**What to produce:**
Filter the listing below, keeping only the lines with the word "title".

**Listed entries:**
-- Opening Marker --

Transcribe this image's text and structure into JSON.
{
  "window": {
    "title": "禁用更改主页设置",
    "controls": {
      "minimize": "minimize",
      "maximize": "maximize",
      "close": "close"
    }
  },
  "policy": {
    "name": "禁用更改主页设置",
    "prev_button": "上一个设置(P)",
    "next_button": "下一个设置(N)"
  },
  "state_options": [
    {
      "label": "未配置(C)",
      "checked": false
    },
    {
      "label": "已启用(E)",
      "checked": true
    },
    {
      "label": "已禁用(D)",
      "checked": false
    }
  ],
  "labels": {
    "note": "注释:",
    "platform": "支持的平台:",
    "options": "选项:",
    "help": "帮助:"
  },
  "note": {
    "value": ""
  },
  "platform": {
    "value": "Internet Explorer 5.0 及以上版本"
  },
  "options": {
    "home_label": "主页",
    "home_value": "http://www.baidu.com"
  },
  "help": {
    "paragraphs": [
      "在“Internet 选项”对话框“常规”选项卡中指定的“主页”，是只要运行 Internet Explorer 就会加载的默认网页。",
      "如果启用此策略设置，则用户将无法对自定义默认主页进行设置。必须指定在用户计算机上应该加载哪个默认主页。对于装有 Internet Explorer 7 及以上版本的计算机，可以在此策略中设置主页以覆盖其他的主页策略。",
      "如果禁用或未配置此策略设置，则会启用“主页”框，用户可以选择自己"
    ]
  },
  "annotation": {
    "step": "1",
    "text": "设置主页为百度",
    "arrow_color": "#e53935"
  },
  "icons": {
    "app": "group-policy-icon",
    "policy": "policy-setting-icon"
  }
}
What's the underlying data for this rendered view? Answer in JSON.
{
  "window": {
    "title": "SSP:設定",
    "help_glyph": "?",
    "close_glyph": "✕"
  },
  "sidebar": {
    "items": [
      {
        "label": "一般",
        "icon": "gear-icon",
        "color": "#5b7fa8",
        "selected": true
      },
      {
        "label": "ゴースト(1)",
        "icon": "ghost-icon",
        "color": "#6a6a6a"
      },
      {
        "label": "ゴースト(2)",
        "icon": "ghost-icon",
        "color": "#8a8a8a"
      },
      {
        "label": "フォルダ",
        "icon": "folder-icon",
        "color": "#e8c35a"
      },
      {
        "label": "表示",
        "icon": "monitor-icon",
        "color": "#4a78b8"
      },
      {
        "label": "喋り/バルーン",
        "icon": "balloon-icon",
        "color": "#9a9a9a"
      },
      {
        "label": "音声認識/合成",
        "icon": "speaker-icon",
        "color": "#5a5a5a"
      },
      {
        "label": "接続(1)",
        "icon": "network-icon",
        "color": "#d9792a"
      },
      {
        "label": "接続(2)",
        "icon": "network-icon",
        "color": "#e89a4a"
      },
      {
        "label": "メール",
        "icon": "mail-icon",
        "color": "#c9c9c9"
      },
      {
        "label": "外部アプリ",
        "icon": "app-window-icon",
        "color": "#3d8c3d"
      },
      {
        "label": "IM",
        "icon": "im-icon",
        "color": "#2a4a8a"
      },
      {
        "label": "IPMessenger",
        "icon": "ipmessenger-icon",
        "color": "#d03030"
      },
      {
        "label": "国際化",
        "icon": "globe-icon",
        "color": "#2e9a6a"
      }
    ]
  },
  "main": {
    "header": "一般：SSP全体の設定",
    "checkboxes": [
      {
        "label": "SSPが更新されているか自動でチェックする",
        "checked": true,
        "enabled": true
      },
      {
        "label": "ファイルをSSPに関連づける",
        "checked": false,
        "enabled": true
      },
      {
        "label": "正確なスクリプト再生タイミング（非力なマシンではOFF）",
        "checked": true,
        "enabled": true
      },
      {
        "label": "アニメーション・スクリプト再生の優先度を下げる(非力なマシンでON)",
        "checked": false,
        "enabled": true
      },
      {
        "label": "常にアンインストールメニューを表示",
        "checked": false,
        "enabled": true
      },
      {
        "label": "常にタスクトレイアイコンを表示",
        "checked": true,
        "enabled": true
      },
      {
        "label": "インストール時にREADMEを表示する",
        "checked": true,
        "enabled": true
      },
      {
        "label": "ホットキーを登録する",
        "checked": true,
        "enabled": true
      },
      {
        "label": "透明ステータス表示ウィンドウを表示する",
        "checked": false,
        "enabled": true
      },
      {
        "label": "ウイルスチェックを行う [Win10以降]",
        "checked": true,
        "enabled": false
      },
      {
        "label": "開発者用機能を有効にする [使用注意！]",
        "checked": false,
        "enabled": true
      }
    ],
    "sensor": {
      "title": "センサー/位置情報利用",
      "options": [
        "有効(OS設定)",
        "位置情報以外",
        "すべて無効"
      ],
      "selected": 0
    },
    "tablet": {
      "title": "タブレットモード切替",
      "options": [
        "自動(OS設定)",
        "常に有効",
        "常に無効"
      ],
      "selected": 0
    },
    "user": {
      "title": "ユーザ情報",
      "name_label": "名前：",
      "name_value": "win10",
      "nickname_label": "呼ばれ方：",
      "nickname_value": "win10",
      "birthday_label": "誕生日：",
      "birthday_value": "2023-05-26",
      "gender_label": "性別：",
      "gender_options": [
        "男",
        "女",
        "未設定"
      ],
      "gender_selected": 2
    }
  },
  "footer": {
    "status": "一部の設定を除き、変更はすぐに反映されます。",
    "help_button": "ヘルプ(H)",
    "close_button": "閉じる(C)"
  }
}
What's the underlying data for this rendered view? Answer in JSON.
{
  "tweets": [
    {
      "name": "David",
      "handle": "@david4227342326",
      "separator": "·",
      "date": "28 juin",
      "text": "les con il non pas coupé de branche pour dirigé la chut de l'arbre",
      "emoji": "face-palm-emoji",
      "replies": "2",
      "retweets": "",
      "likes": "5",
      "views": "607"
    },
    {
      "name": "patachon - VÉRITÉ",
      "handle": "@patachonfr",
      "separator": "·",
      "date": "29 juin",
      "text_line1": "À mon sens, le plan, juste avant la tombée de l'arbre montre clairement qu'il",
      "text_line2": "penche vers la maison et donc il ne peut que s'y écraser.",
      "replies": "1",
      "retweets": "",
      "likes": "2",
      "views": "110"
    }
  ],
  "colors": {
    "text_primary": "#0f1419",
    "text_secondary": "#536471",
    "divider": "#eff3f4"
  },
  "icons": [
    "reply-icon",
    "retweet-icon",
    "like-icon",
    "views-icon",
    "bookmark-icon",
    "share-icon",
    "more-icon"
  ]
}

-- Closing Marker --

**Exercise response:**
    "title": "禁用更改主页设置",
    "title": "SSP:設定",
      "title": "センサー/位置情報利用",
      "title": "タブレットモード切替",
      "title": "ユーザ情報",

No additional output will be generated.